--- Task description ---
Pick every line from the data below that contains the string "true" and copy it.

[Data provided — start]

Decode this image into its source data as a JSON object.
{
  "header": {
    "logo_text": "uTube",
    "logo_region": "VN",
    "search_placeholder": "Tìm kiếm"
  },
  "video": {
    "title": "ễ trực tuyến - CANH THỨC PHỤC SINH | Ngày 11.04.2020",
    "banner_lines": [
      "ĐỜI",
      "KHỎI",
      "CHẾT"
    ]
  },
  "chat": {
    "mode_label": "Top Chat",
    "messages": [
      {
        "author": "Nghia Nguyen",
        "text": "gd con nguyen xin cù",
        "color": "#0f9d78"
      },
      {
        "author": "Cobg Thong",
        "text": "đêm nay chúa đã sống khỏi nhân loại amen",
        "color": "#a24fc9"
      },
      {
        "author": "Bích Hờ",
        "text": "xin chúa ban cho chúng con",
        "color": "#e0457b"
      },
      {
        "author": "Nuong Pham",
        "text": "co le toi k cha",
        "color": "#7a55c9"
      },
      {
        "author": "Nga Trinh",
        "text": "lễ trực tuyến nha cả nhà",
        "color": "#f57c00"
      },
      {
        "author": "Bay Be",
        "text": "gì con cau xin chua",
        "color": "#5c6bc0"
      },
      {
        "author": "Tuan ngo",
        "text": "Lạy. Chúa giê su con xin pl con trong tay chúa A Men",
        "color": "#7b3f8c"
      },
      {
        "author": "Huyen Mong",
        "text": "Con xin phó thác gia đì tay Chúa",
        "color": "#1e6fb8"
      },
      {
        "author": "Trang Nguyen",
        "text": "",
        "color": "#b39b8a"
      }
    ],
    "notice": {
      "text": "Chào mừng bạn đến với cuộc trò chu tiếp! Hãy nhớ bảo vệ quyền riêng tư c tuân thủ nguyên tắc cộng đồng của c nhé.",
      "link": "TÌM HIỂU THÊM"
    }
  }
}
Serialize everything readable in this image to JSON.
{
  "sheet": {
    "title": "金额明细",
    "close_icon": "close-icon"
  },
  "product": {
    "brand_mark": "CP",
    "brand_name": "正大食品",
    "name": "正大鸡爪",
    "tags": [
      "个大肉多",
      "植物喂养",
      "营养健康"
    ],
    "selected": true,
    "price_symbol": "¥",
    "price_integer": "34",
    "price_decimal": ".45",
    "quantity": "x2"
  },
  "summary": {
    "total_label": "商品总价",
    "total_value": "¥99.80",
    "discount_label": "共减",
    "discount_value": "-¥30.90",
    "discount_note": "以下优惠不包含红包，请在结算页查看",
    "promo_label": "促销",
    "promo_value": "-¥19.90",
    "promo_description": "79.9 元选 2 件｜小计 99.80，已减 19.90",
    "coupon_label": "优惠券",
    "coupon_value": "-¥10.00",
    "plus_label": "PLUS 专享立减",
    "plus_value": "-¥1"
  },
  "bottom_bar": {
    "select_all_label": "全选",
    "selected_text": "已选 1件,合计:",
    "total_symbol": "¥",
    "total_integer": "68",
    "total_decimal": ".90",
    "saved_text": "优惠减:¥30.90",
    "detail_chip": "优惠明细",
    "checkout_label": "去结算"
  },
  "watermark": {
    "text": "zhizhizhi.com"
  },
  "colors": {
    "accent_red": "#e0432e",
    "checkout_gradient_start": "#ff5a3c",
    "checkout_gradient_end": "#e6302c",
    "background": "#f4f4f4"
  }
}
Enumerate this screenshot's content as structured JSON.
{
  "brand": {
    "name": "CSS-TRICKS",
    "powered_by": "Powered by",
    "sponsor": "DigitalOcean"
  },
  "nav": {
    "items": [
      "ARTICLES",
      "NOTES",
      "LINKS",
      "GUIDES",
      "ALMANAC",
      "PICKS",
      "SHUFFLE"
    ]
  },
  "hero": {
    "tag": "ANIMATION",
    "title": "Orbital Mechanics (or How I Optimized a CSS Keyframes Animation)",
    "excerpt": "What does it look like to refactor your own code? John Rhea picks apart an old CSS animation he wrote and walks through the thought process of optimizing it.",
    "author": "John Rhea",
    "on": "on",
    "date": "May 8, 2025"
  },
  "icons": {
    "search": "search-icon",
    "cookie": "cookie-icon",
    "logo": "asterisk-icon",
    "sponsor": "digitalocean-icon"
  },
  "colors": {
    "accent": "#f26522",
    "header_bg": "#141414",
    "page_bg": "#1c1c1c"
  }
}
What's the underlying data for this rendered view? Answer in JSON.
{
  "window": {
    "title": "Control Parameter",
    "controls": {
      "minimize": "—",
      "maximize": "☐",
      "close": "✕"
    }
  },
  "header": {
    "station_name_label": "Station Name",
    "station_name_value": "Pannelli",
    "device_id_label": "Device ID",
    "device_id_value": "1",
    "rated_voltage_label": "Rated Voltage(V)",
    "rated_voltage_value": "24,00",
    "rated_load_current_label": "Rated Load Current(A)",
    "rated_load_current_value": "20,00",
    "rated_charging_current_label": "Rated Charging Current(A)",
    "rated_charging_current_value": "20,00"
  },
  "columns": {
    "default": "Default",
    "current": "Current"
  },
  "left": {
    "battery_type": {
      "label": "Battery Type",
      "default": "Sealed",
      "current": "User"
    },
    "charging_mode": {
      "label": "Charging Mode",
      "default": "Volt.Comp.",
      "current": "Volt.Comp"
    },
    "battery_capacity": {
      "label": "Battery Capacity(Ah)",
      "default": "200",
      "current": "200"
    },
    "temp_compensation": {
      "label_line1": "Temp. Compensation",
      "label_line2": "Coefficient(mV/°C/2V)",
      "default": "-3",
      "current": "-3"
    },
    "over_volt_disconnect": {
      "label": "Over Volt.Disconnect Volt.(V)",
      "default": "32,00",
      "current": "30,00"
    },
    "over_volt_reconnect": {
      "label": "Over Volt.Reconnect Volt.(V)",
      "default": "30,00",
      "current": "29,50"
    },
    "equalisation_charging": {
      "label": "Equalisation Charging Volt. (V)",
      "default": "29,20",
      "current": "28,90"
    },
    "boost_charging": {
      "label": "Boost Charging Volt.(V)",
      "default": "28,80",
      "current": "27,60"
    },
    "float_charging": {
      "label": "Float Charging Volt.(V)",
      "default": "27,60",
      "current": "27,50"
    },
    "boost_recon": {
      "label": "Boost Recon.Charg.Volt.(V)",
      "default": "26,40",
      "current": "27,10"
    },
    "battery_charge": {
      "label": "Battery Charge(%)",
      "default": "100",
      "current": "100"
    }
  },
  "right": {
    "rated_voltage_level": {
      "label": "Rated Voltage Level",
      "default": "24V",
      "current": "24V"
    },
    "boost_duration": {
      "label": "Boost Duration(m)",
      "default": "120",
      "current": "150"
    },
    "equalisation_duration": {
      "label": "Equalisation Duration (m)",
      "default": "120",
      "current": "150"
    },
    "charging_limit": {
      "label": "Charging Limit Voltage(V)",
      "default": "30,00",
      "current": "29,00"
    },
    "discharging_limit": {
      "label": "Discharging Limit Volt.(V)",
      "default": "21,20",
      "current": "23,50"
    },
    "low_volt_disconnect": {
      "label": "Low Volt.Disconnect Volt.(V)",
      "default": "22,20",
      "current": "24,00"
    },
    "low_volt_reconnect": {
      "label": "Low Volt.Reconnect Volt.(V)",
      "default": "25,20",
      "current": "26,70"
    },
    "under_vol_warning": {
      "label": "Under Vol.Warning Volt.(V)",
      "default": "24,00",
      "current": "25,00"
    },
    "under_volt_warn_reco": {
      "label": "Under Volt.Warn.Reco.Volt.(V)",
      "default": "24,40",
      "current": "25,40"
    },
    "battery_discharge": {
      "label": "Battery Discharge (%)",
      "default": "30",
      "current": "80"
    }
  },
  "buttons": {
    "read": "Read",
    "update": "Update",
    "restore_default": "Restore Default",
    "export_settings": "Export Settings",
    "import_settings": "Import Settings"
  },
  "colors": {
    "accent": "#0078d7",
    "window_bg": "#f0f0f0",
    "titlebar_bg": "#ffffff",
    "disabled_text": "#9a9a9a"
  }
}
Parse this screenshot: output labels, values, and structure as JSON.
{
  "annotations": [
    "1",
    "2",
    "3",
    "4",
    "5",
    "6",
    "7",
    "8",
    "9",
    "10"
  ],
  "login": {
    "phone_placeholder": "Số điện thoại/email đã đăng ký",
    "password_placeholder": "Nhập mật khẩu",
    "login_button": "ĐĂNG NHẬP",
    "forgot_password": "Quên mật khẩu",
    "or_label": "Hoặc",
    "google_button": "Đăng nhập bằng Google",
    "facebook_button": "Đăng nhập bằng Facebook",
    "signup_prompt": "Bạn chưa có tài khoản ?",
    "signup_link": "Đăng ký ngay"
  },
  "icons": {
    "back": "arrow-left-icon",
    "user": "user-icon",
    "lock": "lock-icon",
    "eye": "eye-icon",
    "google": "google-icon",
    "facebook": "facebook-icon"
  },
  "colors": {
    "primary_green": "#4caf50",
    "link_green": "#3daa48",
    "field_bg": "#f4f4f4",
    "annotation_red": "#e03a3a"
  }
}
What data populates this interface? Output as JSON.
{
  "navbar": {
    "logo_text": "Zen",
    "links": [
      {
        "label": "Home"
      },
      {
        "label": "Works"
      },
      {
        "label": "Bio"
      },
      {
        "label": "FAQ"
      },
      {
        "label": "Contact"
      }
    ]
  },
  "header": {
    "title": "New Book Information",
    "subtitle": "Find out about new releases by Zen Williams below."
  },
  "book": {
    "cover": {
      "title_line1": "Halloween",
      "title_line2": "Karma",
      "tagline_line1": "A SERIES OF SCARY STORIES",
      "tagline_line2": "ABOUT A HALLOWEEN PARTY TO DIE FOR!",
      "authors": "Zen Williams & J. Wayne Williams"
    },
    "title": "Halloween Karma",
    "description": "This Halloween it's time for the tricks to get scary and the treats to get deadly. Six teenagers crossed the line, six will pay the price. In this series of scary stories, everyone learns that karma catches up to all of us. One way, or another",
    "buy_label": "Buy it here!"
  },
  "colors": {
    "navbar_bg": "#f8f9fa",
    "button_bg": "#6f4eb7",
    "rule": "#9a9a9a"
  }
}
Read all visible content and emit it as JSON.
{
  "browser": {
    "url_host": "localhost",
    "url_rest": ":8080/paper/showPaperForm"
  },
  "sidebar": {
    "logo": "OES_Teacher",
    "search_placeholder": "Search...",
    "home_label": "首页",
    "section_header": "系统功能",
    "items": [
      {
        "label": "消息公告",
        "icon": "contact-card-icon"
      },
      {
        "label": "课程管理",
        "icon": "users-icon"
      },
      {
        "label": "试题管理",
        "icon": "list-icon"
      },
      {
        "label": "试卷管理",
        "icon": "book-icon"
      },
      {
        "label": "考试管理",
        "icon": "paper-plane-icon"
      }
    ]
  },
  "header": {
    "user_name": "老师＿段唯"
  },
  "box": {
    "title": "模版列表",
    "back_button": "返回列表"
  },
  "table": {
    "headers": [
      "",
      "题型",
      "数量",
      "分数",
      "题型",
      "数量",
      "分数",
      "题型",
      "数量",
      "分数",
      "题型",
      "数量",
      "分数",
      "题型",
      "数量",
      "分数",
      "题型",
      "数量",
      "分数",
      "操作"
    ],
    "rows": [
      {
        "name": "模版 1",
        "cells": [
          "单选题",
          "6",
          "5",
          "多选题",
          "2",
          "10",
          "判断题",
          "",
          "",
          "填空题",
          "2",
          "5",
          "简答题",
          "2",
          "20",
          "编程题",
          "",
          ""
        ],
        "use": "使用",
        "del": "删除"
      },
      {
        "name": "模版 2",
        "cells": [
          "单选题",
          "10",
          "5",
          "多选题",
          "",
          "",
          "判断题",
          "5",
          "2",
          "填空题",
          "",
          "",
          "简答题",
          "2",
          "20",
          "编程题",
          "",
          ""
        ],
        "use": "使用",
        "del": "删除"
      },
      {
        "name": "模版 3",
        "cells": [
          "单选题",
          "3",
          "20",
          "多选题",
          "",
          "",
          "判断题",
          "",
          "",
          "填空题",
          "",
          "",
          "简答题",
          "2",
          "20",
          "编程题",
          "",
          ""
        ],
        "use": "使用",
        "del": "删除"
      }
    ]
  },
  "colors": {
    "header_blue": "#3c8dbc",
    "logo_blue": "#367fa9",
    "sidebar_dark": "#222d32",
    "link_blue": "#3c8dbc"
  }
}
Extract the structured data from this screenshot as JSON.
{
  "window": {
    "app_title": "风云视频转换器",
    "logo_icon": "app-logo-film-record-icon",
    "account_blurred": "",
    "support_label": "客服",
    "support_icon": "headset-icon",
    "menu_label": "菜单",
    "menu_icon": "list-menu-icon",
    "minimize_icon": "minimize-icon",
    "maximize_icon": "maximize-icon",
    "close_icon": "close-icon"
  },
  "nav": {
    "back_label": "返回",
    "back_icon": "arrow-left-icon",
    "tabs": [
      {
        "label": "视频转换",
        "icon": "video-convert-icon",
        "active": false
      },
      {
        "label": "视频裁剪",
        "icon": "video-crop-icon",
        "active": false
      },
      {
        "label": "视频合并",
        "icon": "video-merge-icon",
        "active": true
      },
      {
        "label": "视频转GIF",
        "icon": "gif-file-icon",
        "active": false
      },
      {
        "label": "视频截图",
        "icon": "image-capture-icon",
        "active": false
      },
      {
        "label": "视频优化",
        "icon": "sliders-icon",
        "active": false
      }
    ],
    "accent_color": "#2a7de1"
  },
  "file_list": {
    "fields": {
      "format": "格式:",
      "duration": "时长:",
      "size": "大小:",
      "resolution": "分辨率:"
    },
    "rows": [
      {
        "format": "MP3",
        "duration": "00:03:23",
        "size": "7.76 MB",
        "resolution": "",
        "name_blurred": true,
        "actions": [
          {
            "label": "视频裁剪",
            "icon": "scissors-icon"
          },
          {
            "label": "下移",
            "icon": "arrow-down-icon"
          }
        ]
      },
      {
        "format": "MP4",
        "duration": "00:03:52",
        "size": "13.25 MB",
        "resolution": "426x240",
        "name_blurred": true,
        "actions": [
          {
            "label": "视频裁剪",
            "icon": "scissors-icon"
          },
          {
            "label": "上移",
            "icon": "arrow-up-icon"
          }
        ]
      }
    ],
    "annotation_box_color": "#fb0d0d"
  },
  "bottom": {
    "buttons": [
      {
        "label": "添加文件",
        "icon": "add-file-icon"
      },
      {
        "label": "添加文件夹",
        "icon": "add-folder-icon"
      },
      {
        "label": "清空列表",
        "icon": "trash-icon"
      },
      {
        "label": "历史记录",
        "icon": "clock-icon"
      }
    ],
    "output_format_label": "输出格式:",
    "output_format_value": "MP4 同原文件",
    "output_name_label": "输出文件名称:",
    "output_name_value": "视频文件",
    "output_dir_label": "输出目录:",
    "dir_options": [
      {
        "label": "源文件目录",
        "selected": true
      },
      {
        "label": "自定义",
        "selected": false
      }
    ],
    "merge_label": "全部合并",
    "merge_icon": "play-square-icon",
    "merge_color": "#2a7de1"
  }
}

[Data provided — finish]

--- Expected answer ---
    "selected": true,
        "active": true
        "name_blurred": true,
        "name_blurred": true,
        "selected": true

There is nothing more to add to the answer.